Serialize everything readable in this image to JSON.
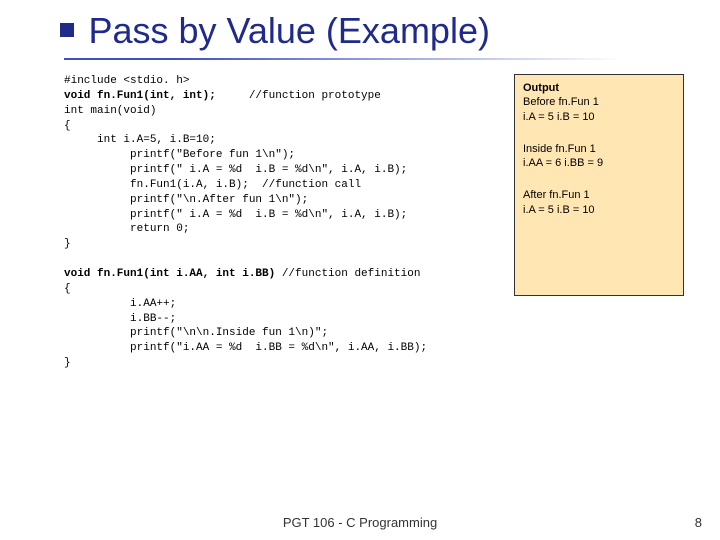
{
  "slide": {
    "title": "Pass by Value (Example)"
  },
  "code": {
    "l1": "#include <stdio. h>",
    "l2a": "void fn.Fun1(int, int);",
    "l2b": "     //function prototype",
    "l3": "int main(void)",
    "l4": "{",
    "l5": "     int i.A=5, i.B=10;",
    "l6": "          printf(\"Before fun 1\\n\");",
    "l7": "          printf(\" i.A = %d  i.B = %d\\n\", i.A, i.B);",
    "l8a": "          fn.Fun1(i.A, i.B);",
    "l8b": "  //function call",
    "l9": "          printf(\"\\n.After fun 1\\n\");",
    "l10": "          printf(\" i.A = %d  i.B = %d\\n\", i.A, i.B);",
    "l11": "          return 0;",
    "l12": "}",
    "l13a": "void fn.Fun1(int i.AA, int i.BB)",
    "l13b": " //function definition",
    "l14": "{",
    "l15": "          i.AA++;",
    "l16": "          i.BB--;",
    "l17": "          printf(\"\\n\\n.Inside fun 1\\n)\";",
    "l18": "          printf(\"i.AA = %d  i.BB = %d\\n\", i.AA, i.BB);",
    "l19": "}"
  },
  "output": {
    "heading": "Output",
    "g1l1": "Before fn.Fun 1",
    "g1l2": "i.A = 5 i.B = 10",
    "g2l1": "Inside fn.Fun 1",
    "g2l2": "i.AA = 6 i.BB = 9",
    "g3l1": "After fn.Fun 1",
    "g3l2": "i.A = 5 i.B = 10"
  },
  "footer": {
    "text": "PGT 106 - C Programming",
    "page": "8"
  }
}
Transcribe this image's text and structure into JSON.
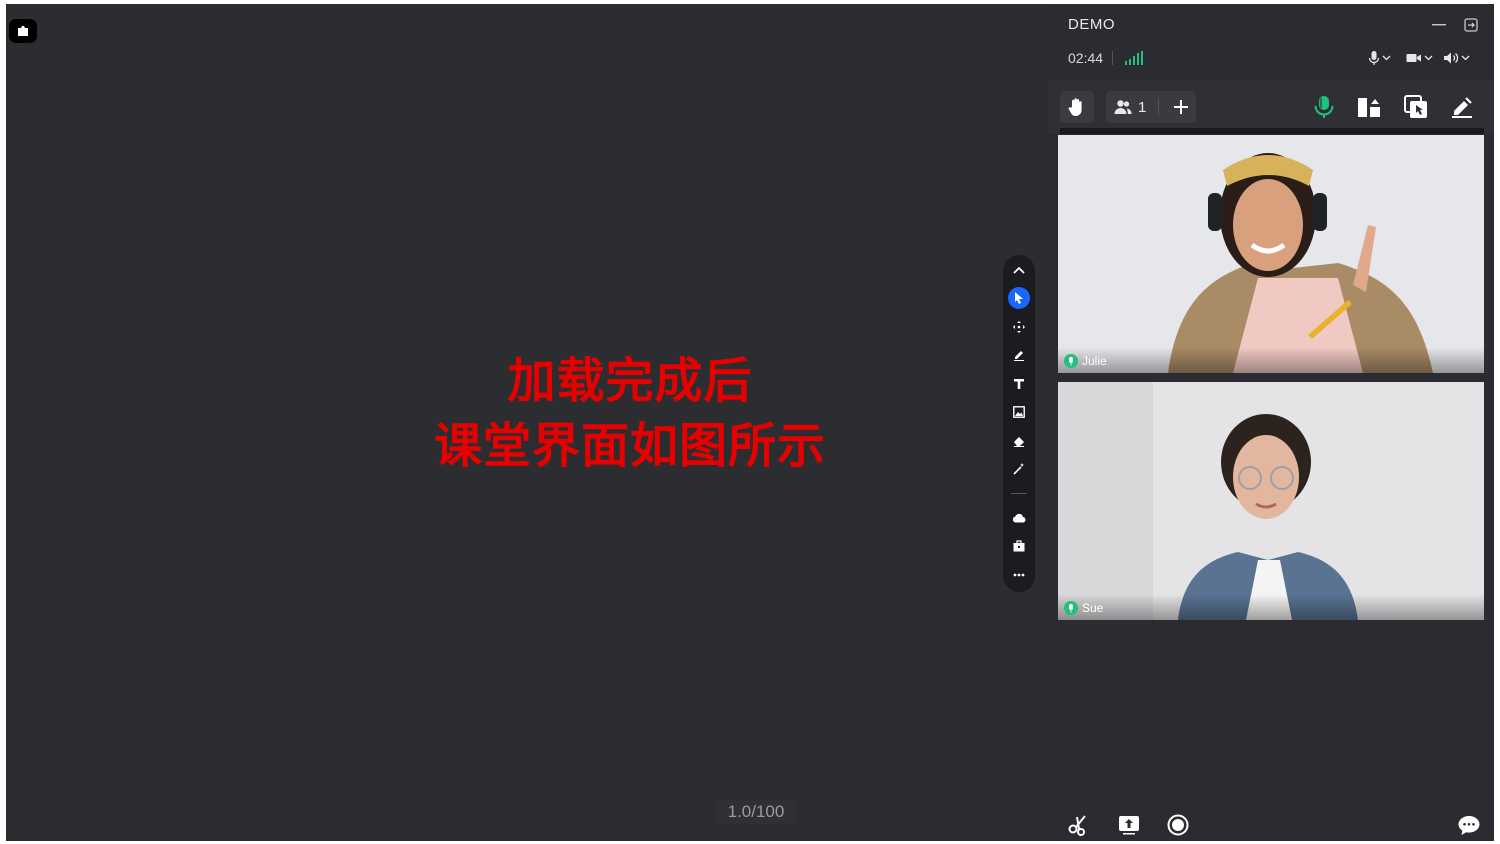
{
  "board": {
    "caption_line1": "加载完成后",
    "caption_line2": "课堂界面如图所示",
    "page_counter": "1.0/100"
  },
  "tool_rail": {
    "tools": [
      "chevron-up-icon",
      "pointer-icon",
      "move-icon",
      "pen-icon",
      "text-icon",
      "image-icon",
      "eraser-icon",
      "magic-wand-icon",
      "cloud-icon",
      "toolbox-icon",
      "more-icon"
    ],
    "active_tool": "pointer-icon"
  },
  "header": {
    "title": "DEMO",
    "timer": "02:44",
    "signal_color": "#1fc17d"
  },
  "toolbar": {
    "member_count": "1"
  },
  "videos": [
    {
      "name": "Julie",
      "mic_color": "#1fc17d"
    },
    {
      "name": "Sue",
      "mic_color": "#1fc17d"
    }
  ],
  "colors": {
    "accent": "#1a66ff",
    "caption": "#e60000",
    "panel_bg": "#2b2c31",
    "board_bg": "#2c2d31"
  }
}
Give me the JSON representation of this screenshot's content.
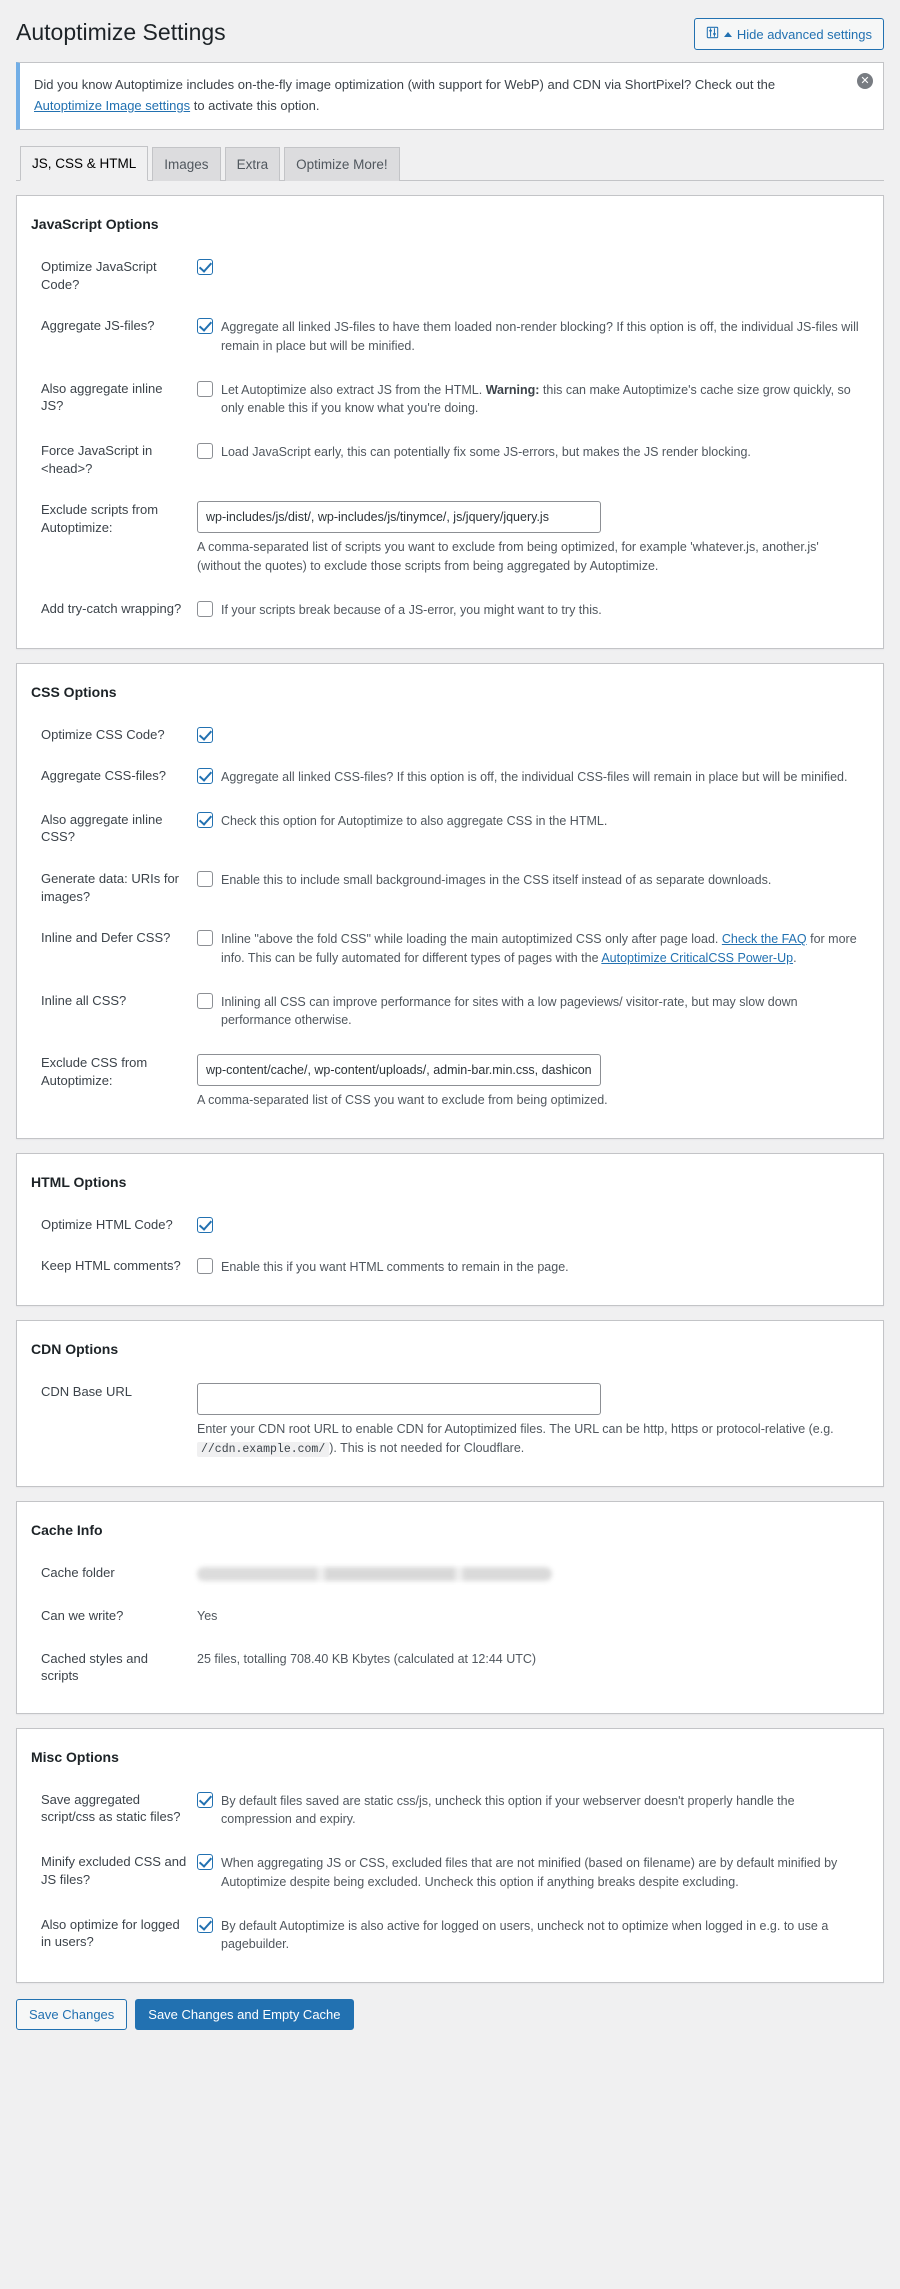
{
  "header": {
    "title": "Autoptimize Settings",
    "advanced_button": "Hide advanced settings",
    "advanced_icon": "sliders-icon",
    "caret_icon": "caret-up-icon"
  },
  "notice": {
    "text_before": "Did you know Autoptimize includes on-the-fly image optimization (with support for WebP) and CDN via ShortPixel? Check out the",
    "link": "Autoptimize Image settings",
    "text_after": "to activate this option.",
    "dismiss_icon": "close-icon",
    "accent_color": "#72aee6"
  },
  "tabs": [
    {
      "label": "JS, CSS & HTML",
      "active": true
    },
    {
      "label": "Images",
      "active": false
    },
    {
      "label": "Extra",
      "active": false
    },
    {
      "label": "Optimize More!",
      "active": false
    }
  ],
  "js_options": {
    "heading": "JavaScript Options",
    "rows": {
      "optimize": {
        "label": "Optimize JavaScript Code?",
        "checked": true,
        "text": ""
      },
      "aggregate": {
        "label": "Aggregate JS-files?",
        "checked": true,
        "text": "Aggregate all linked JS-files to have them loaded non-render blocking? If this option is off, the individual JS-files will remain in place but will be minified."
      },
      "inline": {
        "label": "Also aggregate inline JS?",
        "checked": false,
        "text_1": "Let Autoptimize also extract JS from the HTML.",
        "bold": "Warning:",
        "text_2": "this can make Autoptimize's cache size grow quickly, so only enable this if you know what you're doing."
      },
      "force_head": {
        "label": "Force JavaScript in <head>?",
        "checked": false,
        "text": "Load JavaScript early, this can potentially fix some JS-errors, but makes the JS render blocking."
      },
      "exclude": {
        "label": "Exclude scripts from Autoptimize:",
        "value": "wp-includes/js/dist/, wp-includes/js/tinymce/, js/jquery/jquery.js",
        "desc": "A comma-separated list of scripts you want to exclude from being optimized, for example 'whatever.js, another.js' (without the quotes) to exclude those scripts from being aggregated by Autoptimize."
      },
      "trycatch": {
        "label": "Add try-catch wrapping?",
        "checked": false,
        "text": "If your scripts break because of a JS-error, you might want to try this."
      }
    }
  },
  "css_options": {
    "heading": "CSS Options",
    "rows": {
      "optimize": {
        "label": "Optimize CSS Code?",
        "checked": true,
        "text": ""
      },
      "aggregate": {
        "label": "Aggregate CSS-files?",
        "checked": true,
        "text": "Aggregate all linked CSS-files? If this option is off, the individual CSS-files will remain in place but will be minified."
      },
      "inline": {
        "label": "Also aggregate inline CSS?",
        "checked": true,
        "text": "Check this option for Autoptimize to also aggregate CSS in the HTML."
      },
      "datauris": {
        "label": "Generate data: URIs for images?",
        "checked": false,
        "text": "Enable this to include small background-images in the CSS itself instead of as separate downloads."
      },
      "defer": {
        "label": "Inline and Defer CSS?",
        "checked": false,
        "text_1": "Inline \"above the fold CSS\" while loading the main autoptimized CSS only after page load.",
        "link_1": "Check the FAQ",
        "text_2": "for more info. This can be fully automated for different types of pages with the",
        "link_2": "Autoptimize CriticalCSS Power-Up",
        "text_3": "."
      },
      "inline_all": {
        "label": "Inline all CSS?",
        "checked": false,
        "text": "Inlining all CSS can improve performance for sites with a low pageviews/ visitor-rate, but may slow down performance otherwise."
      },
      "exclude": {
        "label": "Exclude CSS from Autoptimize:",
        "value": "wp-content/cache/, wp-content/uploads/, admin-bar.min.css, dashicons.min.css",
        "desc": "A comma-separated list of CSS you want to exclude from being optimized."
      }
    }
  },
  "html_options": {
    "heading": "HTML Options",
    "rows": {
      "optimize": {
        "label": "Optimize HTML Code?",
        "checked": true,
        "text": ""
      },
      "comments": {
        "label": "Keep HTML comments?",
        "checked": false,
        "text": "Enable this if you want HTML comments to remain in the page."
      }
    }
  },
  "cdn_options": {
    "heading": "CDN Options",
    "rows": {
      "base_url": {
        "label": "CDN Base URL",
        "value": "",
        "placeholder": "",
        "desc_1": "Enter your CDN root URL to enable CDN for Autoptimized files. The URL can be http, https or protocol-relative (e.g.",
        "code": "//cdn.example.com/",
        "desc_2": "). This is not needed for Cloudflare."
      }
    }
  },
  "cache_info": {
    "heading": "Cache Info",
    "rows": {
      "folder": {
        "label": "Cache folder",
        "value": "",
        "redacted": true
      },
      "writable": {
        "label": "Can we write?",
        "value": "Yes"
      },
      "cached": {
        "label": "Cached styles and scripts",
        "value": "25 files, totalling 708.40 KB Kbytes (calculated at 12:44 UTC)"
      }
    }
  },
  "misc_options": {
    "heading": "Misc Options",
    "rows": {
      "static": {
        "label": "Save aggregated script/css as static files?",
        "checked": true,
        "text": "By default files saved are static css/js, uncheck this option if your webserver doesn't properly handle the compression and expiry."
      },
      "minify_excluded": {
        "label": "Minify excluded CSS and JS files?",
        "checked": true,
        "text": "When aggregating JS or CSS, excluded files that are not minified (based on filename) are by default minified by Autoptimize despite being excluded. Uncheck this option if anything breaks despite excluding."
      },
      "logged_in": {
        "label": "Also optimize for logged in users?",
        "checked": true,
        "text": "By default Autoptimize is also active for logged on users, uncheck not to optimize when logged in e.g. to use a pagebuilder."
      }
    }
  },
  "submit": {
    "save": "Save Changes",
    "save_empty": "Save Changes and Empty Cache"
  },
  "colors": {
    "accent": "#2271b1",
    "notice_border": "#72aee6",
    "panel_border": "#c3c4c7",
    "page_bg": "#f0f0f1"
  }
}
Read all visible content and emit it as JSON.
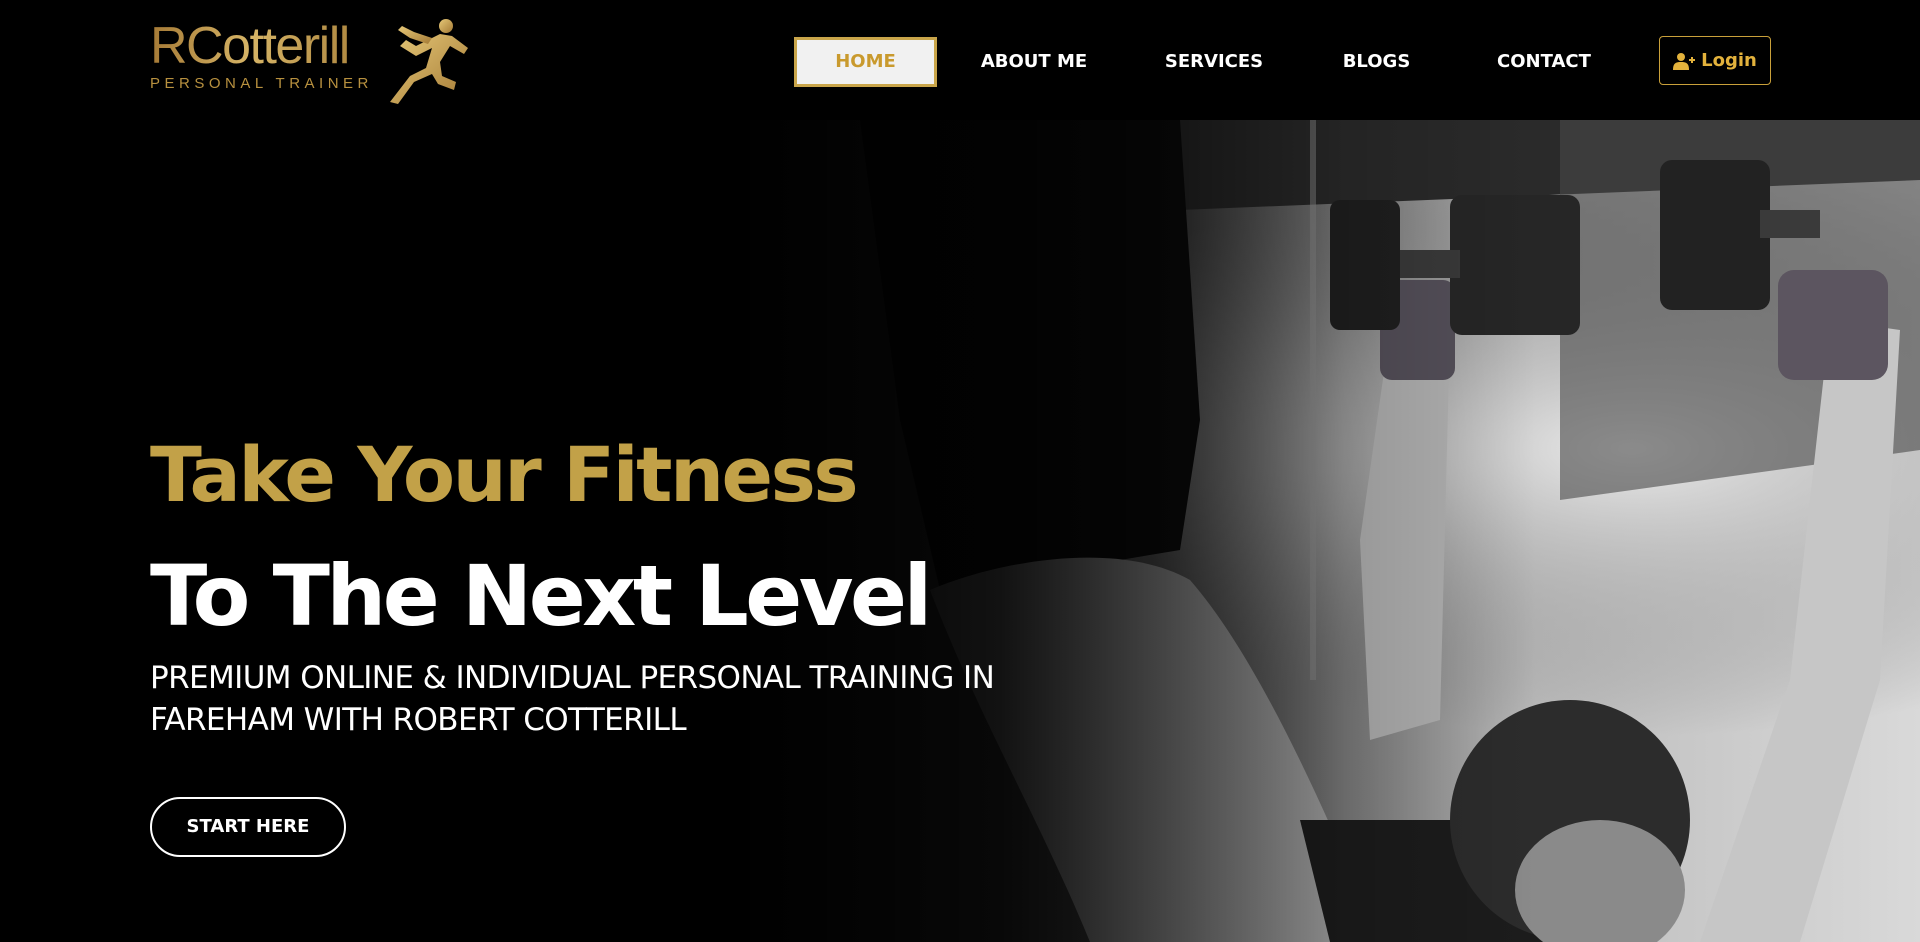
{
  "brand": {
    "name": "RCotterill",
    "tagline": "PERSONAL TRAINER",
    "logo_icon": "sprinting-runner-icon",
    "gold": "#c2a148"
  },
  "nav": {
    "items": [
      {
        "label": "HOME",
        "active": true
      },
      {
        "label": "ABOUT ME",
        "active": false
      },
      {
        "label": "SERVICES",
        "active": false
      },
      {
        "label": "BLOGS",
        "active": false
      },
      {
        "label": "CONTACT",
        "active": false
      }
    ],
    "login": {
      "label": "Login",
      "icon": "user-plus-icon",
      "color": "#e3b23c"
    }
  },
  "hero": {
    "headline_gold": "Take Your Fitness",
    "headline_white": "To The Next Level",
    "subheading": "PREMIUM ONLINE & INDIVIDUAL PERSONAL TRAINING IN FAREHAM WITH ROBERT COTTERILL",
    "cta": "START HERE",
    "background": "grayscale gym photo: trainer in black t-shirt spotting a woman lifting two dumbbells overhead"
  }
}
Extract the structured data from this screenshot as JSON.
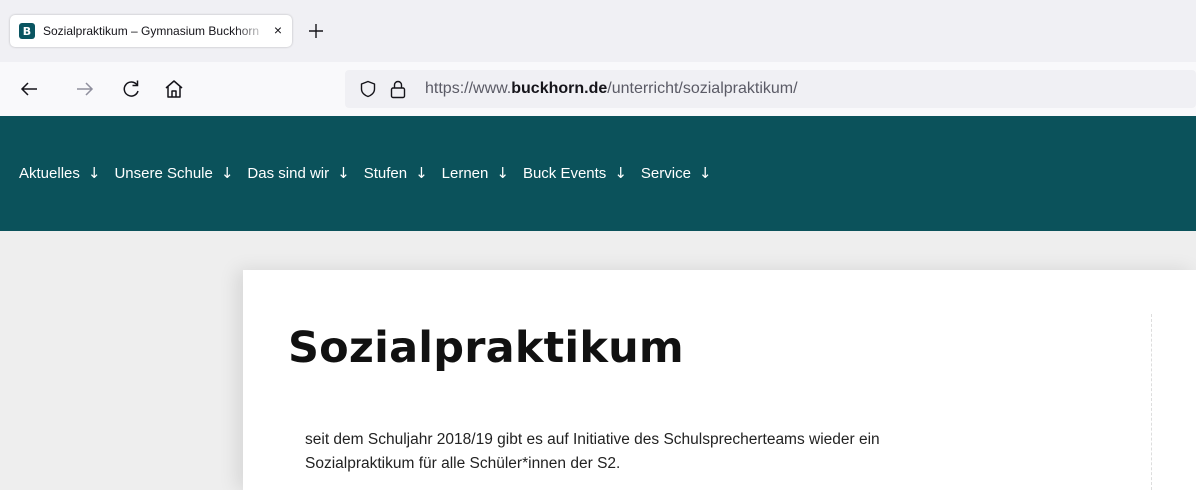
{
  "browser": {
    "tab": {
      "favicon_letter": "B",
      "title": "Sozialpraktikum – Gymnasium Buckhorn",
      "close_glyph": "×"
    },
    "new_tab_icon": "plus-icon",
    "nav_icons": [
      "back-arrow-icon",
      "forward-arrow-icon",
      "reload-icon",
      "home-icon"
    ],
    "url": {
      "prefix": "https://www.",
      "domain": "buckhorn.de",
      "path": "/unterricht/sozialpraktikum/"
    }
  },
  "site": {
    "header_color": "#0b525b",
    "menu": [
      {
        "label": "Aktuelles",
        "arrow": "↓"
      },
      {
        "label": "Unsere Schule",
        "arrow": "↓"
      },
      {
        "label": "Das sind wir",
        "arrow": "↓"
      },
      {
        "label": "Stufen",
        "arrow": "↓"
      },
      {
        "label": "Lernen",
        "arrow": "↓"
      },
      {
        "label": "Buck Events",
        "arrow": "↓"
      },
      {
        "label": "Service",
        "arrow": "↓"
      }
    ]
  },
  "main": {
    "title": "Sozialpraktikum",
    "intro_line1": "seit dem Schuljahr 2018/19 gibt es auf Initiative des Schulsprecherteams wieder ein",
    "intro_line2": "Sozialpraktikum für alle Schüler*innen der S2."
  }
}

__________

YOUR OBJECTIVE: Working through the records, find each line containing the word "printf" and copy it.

YOUR RESPONSE:
    "l6": "          printf(\"Before fun 1\\n\");",
    "l7": "          printf(\" i.A = %d  i.B = %d\\n\", i.A, i.B);",
    "l9": "          printf(\"\\n.After fun 1\\n\");",
    "l10": "          printf(\" i.A = %d  i.B = %d\\n\", i.A, i.B);",
    "l17": "          printf(\"\\n\\n.Inside fun 1\\n)\";",
    "l18": "          printf(\"i.AA = %d  i.BB = %d\\n\", i.AA, i.BB);",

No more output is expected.